TASK PROMPT >> Sort through the entries below and pull out lines containing the word "structured".

DATA RECORDS >>
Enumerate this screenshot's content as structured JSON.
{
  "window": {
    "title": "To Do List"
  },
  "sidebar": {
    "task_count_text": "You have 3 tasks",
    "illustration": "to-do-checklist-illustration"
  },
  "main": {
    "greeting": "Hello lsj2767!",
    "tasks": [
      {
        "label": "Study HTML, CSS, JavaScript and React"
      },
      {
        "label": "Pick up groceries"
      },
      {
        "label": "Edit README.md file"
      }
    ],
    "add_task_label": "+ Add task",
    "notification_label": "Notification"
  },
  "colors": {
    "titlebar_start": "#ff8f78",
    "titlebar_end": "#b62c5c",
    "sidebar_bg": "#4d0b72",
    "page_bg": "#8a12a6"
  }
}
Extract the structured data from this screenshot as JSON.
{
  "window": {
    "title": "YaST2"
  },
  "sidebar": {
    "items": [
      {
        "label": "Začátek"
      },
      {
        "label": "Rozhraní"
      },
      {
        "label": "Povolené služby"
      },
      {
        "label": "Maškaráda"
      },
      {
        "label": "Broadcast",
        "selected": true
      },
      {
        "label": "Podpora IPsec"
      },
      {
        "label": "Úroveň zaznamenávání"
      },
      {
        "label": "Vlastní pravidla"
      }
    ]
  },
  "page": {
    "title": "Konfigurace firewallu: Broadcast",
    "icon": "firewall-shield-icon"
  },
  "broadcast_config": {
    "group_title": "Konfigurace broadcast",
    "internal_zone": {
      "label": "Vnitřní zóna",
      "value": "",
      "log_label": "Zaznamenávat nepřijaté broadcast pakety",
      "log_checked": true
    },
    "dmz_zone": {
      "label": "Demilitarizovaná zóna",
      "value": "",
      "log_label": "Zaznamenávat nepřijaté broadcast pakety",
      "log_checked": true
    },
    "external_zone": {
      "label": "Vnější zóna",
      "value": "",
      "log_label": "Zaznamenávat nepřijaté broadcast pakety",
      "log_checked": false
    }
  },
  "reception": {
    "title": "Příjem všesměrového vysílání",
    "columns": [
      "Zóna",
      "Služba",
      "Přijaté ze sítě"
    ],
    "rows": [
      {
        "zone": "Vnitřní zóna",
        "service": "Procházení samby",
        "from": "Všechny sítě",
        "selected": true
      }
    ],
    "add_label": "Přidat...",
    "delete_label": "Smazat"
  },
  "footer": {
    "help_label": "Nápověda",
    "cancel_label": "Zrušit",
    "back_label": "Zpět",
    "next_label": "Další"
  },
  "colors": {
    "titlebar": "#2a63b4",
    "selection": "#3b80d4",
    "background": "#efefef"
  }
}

THE ANSWER >>
Enumerate this screenshot's content as structured JSON.
Extract the structured data from this screenshot as JSON.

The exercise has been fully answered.